The Trenton Division of Planning has extended the public comment period for the City’s Land Development Ordinance (LDO) to Jan. 31, 2022.

“We extended public comment for the LDO after several local groups requested additional time to review and provide comments,” said Mayor Gusciora. “We’re happy to comply. Public input is the only way this plan will succeed and I encourage every concerned Trentonian to take the time to review the plan on the website and provide their questions, comments, and concerns.”

In addition to extending the public comment period, the Division of Planning has set up a Spanish-language virtual webinar session for Jan. 12, 2022 at 5:30 p.m.

The LDO regulates the location, size, and types of structures allowed in Trenton. The LDO also includes basic design standards for new buildings and regulates parking, signs, and landscaping.
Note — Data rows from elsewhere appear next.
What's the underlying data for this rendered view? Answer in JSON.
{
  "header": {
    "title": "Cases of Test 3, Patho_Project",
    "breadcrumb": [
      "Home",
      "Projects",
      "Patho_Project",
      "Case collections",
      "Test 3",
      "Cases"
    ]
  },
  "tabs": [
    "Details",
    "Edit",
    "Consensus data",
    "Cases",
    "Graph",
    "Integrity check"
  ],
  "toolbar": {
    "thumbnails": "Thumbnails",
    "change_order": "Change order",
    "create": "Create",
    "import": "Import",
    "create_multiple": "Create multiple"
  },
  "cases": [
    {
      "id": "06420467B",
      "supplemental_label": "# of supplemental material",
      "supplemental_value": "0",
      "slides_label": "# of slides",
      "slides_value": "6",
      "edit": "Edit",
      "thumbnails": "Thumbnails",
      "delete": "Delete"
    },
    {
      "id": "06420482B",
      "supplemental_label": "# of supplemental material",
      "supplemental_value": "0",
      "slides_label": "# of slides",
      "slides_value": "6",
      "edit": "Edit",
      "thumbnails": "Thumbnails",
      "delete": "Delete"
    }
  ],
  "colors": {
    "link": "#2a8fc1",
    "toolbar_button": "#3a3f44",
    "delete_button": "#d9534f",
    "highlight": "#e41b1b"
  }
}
The recently-drafted LDO seeks to achieve the long-term vision articulated in Trenton250, a community-driven masterplan to guide Trenton from now through the 250th anniversary of its incorporation in 2042.

The new LDO has been made more intuitive, user-friendly, transparent and flexible in order to help investors meet community expectations for future development.
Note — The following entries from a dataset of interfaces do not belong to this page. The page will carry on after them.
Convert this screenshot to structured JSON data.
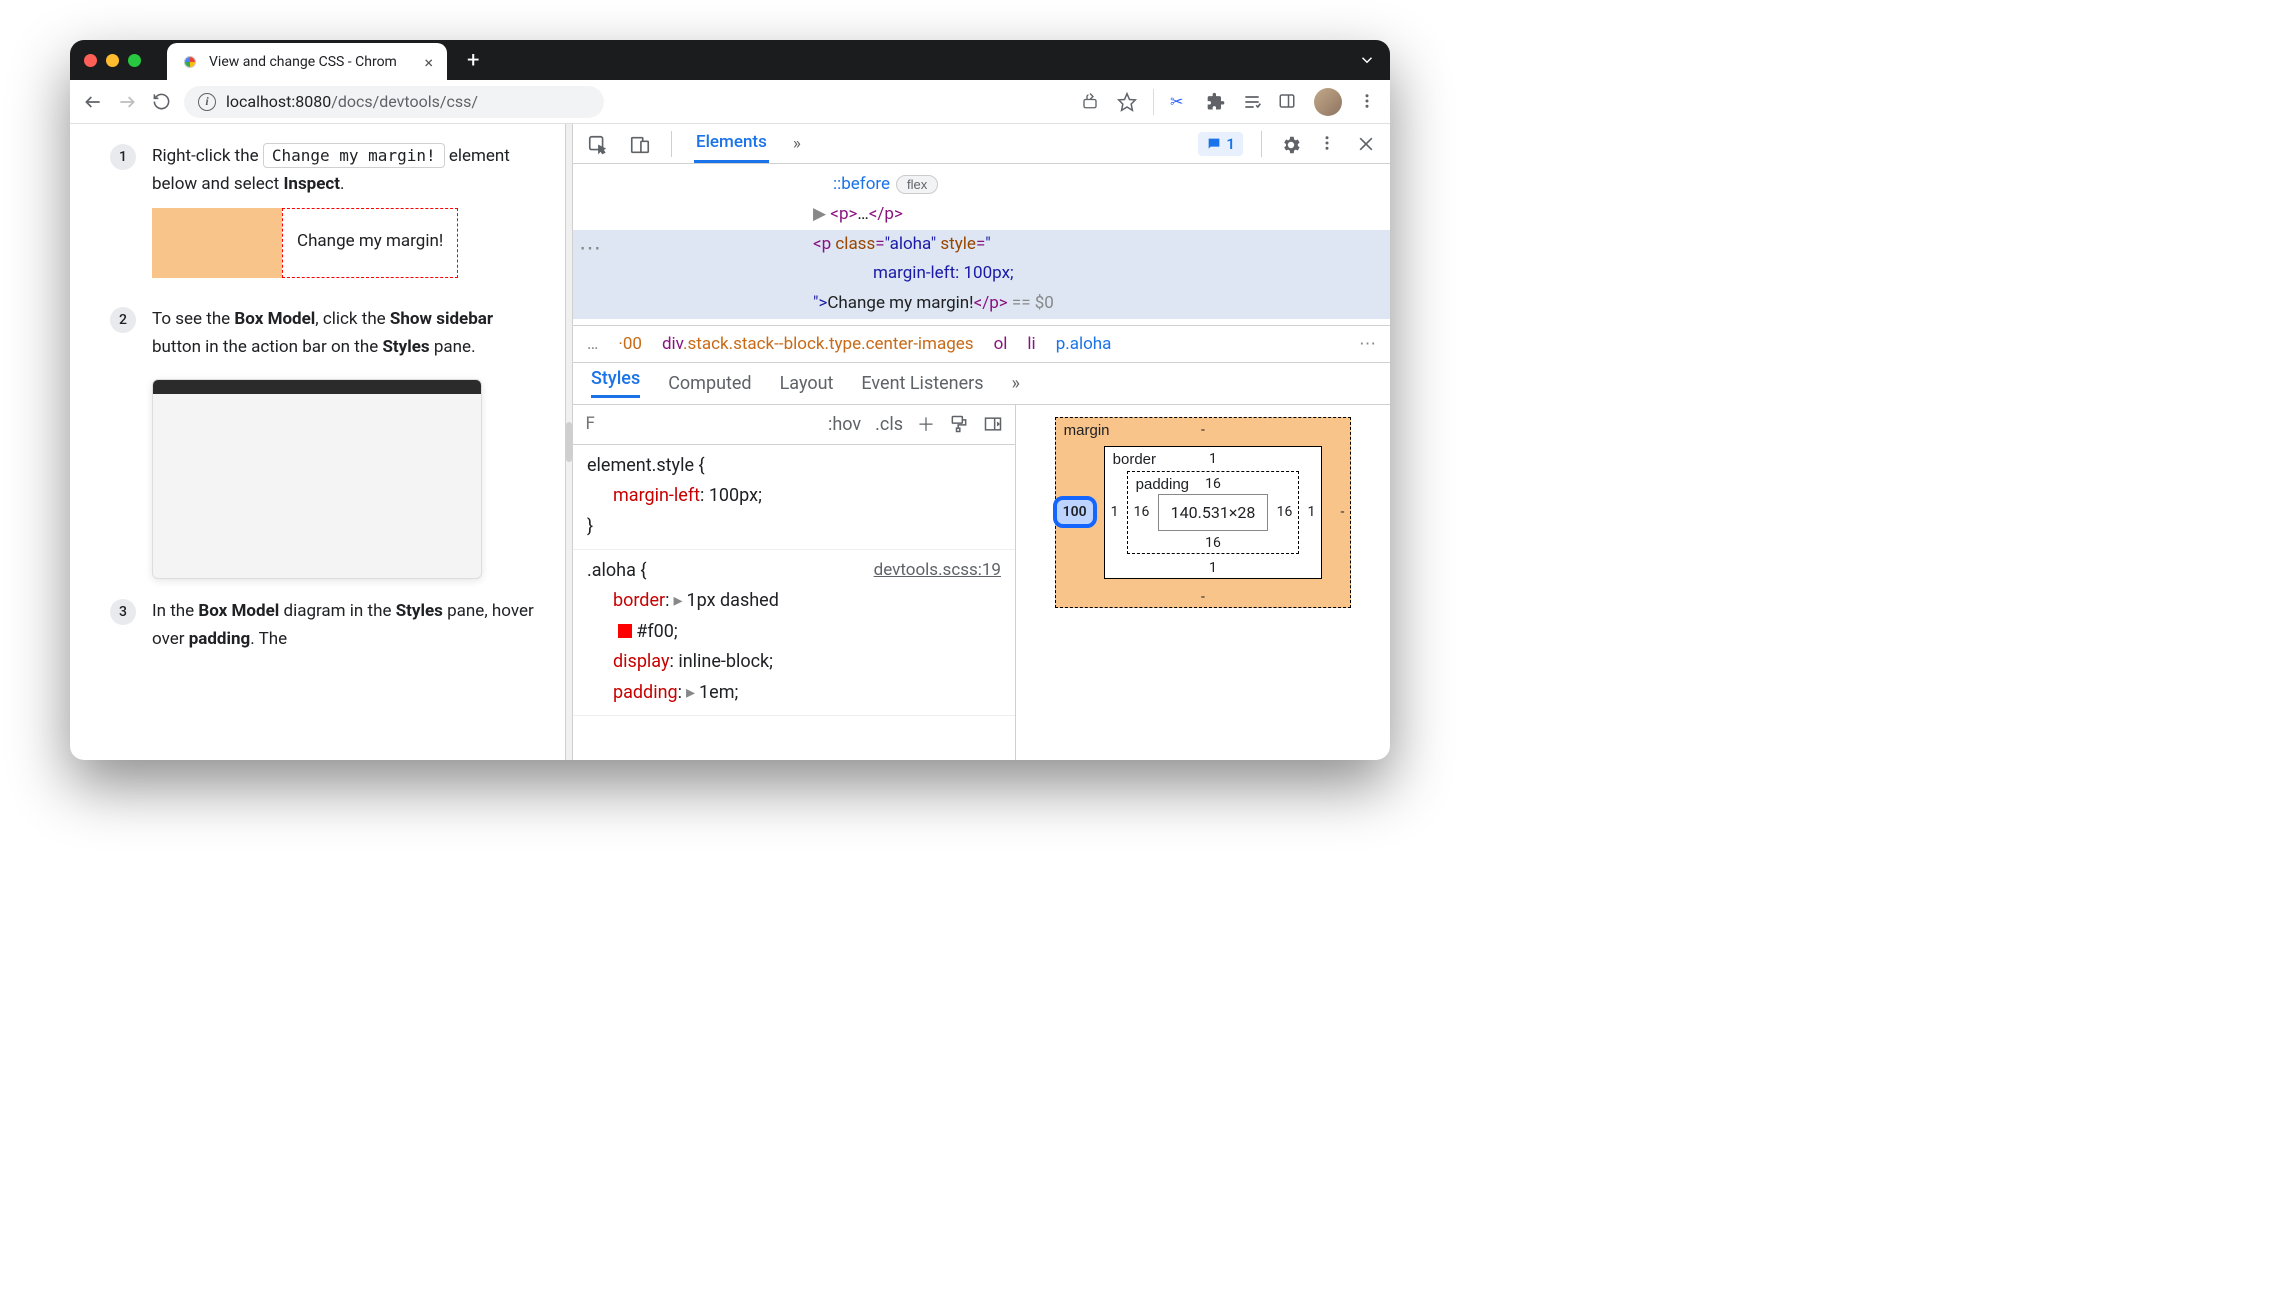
{
  "browser": {
    "tab_title": "View and change CSS - Chrom",
    "url_host": "localhost:",
    "url_port": "8080",
    "url_path": "/docs/devtools/css/"
  },
  "steps": {
    "s1_pre": "Right-click the ",
    "s1_code": "Change my margin!",
    "s1_post": " element below and select ",
    "s1_bold": "Inspect",
    "s1_end": ".",
    "margin_btn": "Change my margin!",
    "s2_a": "To see the ",
    "s2_b": "Box Model",
    "s2_c": ", click the ",
    "s2_d": "Show sidebar",
    "s2_e": " button in the action bar on the ",
    "s2_f": "Styles",
    "s2_g": " pane.",
    "s3_a": "In the ",
    "s3_b": "Box Model",
    "s3_c": " diagram in the ",
    "s3_d": "Styles",
    "s3_e": " pane, hover over ",
    "s3_f": "padding",
    "s3_g": ". The"
  },
  "devtools": {
    "tab_elements": "Elements",
    "msg_count": "1",
    "dom": {
      "before": "::before",
      "flex": "flex",
      "p_open": "<p>",
      "p_ell": "…",
      "p_close": "</p>",
      "sel_open1": "<p ",
      "sel_attr_class": "class",
      "sel_val_class": "\"aloha\"",
      "sel_attr_style": "style",
      "sel_val_style_open": "\"",
      "sel_style_line": "margin-left: 100px;",
      "sel_val_style_close": "\">",
      "sel_text": "Change my margin!",
      "sel_close": "</p>",
      "sel_eq": " == $0"
    },
    "breadcrumb": {
      "trunc": "…",
      "n00": "00",
      "long": "div.stack.stack--block.type.center-images",
      "ol": "ol",
      "li": "li",
      "p": "p.aloha"
    },
    "styles_tabs": {
      "styles": "Styles",
      "computed": "Computed",
      "layout": "Layout",
      "ev": "Event Listeners"
    },
    "filter": {
      "placeholder": "F",
      "hov": ":hov",
      "cls": ".cls"
    },
    "rules": {
      "r1_sel": "element.style {",
      "r1_p1": "margin-left",
      "r1_v1": "100px",
      "r1_close": "}",
      "r2_sel": ".aloha {",
      "r2_src": "devtools.scss:19",
      "r2_p1": "border",
      "r2_v1a": "1px dashed",
      "r2_v1b": "#f00",
      "r2_p2": "display",
      "r2_v2": "inline-block",
      "r2_p3": "padding",
      "r2_v3": "1em"
    },
    "box": {
      "margin": "margin",
      "border": "border",
      "padding": "padding",
      "m_top": "-",
      "m_right": "-",
      "m_bottom": "-",
      "m_left": "100",
      "b_all": "1",
      "p_all": "16",
      "content": "140.531×28"
    }
  }
}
The draft plan is available here: Trenton Updated Land Development Ordinance.

The proposed LDO outlines six major changes:

  • Responsive Zoning District Structure: An updated Zoning Map has been created based upon careful consideration of future development, as well as on-the-ground conditions and community input.
  • Modern Use Approach: New and updated rules for each district are now organized within a single resource, making it easier to see permissible locations and uses for each type of property.
  • Updated Site Element Standards: Enhanced landscaping requirements and new sign permissions have been comprehensively addressed within the proposed LDO.
  • Realistic Approach to Parking: A big change in the proposed LDO is the elimination of arbitrary minimum parking requirements. Parking specifications are now based on the particular needs for each site.
  • Required Bicycle Parking: The proposed LDO requires bicycle parking for certain uses.
  • Prioritizing Sustainability: The regulations encourage true mixed-use neighborhoods, reducing the need for daily car use. Paved surface limits are included in the residential districts to help mitigate stormwater and heat island impacts. Electric vehicle parking spaces, solar panels and private wind turbines have been included. The LDO also contains exterior lighting controls on private property to help minimize light pollution in the City. Landscape and tree preservation requirements are also included to beautify the City and create valuable green infrastructure.